In Southern part of Myanmar, apart from above mentioned ingredients, Ngaiji (small fresh-water catfish Heteropneustes fossilis), Ngakhu (kind of fresh water catfish Clarius batrachus) and Ngapano (small snake-head fish Ophiocephalus punctatus) are used in cooking Mohinga. Although there are many kinds of fish, other fish are not used in preparing Mohinga. The concept of using these fish in Mohinga in cooking gravy was handed down by words. So, it can be assumed that these kinds of fish are the best for preparing Mohinga. And Mohinga can be prepared as vegetarian food.
I once read a cookbook of court of Myanmar monarchs. Although the book carried various kinds of preparing rice, curries and snacks, it expressed nothing about Mohinga. Considering that fact, it did not seem to be a snack for Royal people like kings and queens. But court people would eat Mohinga.
But ordinary people eat Mohinga daily. There is nothing new about it. That is why nobody recorded about Mohinga in written form as a special matter. Therefore there are not any other references for making a guess except some phrases in the play I have mentioned earlier. Mohinga is used to serve the people in various social and cultural gatherings. Moreover, it is easily available, cheap and tasty. And it is served at the special receptions and functions. These days Mohinga is in vogue in Myanmar among both Myanmar people and foreigners.
With beautiful mountain ranges, abundance of natural resources and cultural heritage, Myanmar will never run out destinations. There were a lot of visitors who became to like Mohinga after trying eating it during their visit to Myanmar.

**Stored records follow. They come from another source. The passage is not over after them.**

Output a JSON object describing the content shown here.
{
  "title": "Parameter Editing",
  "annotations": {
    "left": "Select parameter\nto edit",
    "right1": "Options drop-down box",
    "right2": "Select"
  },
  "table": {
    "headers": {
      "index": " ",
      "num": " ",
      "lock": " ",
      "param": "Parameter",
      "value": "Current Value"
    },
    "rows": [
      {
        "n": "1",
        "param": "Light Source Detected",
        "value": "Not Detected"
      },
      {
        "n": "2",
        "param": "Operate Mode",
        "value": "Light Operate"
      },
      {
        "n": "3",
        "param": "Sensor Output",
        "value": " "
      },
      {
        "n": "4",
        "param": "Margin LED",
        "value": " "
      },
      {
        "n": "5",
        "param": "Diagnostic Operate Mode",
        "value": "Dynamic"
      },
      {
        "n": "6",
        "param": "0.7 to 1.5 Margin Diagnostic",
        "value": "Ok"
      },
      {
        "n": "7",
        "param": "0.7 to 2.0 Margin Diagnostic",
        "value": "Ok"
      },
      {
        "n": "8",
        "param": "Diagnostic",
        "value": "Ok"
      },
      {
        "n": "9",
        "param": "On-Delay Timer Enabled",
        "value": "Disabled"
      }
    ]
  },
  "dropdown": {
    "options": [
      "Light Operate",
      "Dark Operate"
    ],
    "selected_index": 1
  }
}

Recently, a competition of Mohinga was held in Yangon. A wide variety of methods of cooking Mohinga was presented and demonstrated in that competition. Recipe for Mohinga contains no chemicals and are natural ingredients. Moreover, it is a healthy food and contains no fat. So, it can be eaten as a diet.

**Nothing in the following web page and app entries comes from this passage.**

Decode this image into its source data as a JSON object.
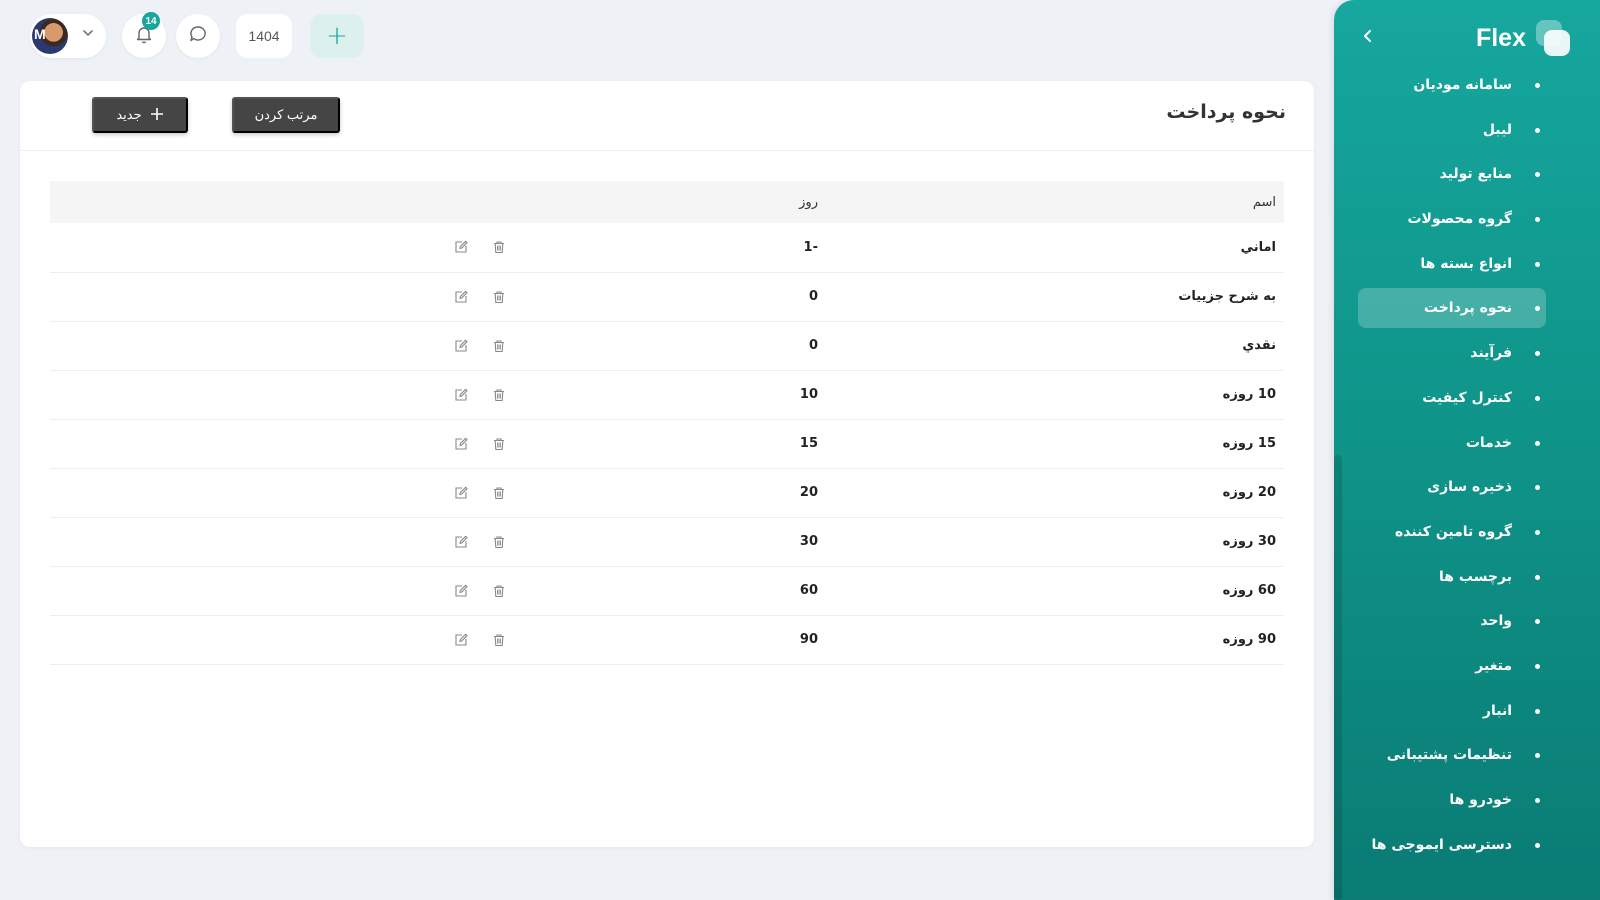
{
  "sidebar": {
    "brand": "Flex",
    "items": [
      {
        "label": "سامانه مودیان"
      },
      {
        "label": "لیبل"
      },
      {
        "label": "منابع تولید"
      },
      {
        "label": "گروه محصولات"
      },
      {
        "label": "انواع بسته ها"
      },
      {
        "label": "نحوه پرداخت",
        "active": true
      },
      {
        "label": "فرآیند"
      },
      {
        "label": "کنترل کیفیت"
      },
      {
        "label": "خدمات"
      },
      {
        "label": "ذخیره سازی"
      },
      {
        "label": "گروه تامین کننده"
      },
      {
        "label": "برچسب ها"
      },
      {
        "label": "واحد"
      },
      {
        "label": "متغیر"
      },
      {
        "label": "انبار"
      },
      {
        "label": "تنظیمات پشتیبانی"
      },
      {
        "label": "خودرو ها"
      },
      {
        "label": "دسترسی ایموجی ها"
      }
    ]
  },
  "topbar": {
    "avatar_initial": "M",
    "notification_count": "14",
    "year": "1404",
    "add_symbol": "+"
  },
  "main": {
    "title": "نحوه پرداخت",
    "sort_button": "مرتب کردن",
    "new_button": "جدید",
    "table": {
      "columns": [
        "اسم",
        "روز"
      ],
      "rows": [
        {
          "name": "اماني",
          "days": "-1"
        },
        {
          "name": "به شرح جزییات",
          "days": "0"
        },
        {
          "name": "نقدي",
          "days": "0"
        },
        {
          "name": "10 روزه",
          "days": "10"
        },
        {
          "name": "15 روزه",
          "days": "15"
        },
        {
          "name": "20 روزه",
          "days": "20"
        },
        {
          "name": "30 روزه",
          "days": "30"
        },
        {
          "name": "60 روزه",
          "days": "60"
        },
        {
          "name": "90 روزه",
          "days": "90"
        }
      ]
    }
  },
  "colors": {
    "accent": "#17a69c",
    "sidebar_top": "#16a79e",
    "sidebar_bottom": "#0a7c74",
    "button_dark": "#454545"
  }
}
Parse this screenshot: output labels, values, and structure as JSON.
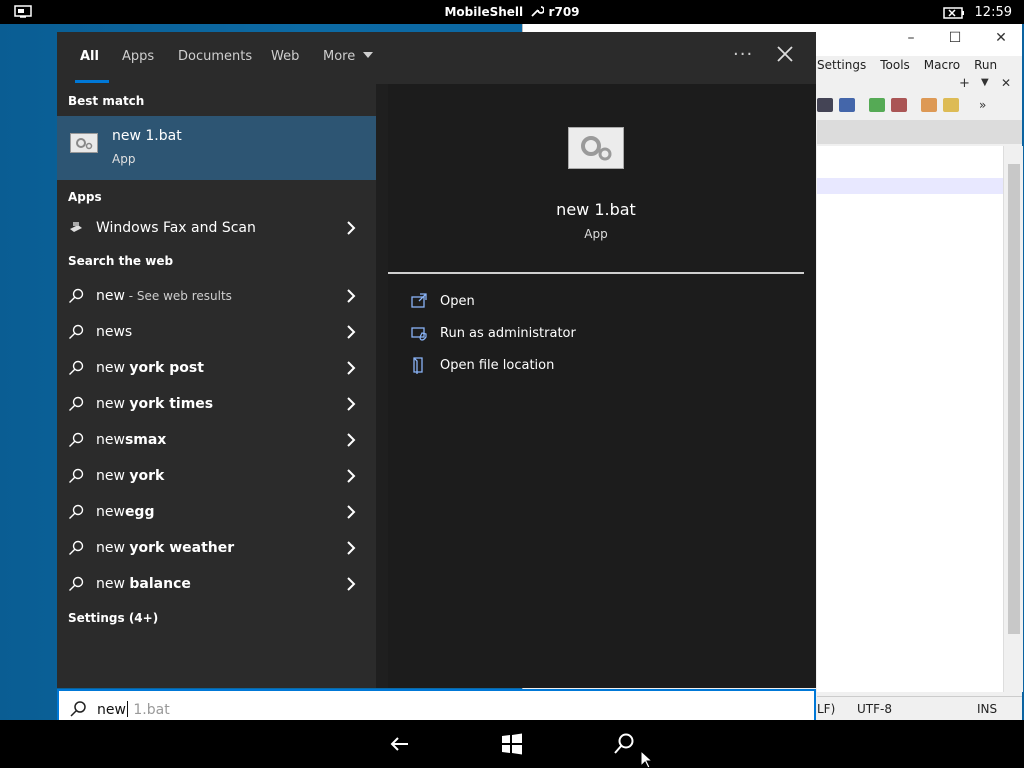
{
  "topbar": {
    "title": "MobileShell",
    "build": "r709",
    "time": "12:59"
  },
  "editor": {
    "menu": [
      "Settings",
      "Tools",
      "Macro",
      "Run"
    ],
    "status": {
      "eol": "LF)",
      "encoding": "UTF-8",
      "mode": "INS"
    }
  },
  "tabs": [
    {
      "label": "All",
      "active": true
    },
    {
      "label": "Apps",
      "active": false
    },
    {
      "label": "Documents",
      "active": false
    },
    {
      "label": "Web",
      "active": false
    },
    {
      "label": "More",
      "active": false
    }
  ],
  "more_dots": "···",
  "sections": {
    "best_match": "Best match",
    "apps": "Apps",
    "search_web": "Search the web",
    "settings": "Settings (4+)"
  },
  "best_match": {
    "title": "new 1.bat",
    "subtitle": "App"
  },
  "apps": [
    {
      "label": "Windows Fax and Scan"
    }
  ],
  "web_results": [
    {
      "prefix": "new",
      "bold": "",
      "suffix": " - See web results"
    },
    {
      "prefix": "news",
      "bold": "",
      "suffix": ""
    },
    {
      "prefix": "new ",
      "bold": "york post",
      "suffix": ""
    },
    {
      "prefix": "new ",
      "bold": "york times",
      "suffix": ""
    },
    {
      "prefix": "new",
      "bold": "smax",
      "suffix": ""
    },
    {
      "prefix": "new ",
      "bold": "york",
      "suffix": ""
    },
    {
      "prefix": "new",
      "bold": "egg",
      "suffix": ""
    },
    {
      "prefix": "new ",
      "bold": "york weather",
      "suffix": ""
    },
    {
      "prefix": "new ",
      "bold": "balance",
      "suffix": ""
    }
  ],
  "preview": {
    "title": "new 1.bat",
    "subtitle": "App",
    "actions": [
      {
        "label": "Open",
        "icon": "open-icon"
      },
      {
        "label": "Run as administrator",
        "icon": "shield-icon"
      },
      {
        "label": "Open file location",
        "icon": "folder-location-icon"
      }
    ]
  },
  "search": {
    "typed": "new",
    "suggestion": " 1.bat"
  },
  "colors": {
    "accent": "#0078d7",
    "selected": "#2d5573",
    "panel": "#2b2b2b",
    "desktop": "#0b63a0"
  }
}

Mohinga shops are opened near clinics and hospitals and sells Mohinga for patients. The patients who have recovered from their illness usually have a desire to eat Mohinga. Everyone can eat Mohinga regardless of race, religion, age and time. That is why everybody likes it. Nowadays, instant Mohinga, which can be eaten with boiling water, is available in Myanmar.
A tourist who ate Mohinga every morning while he was in Myanmar said, "Myanmar fast food Mohinga is healthy one. So, there is no need to sell any European food like hamburgers and hot dogs. More Mohinga shops should be opened."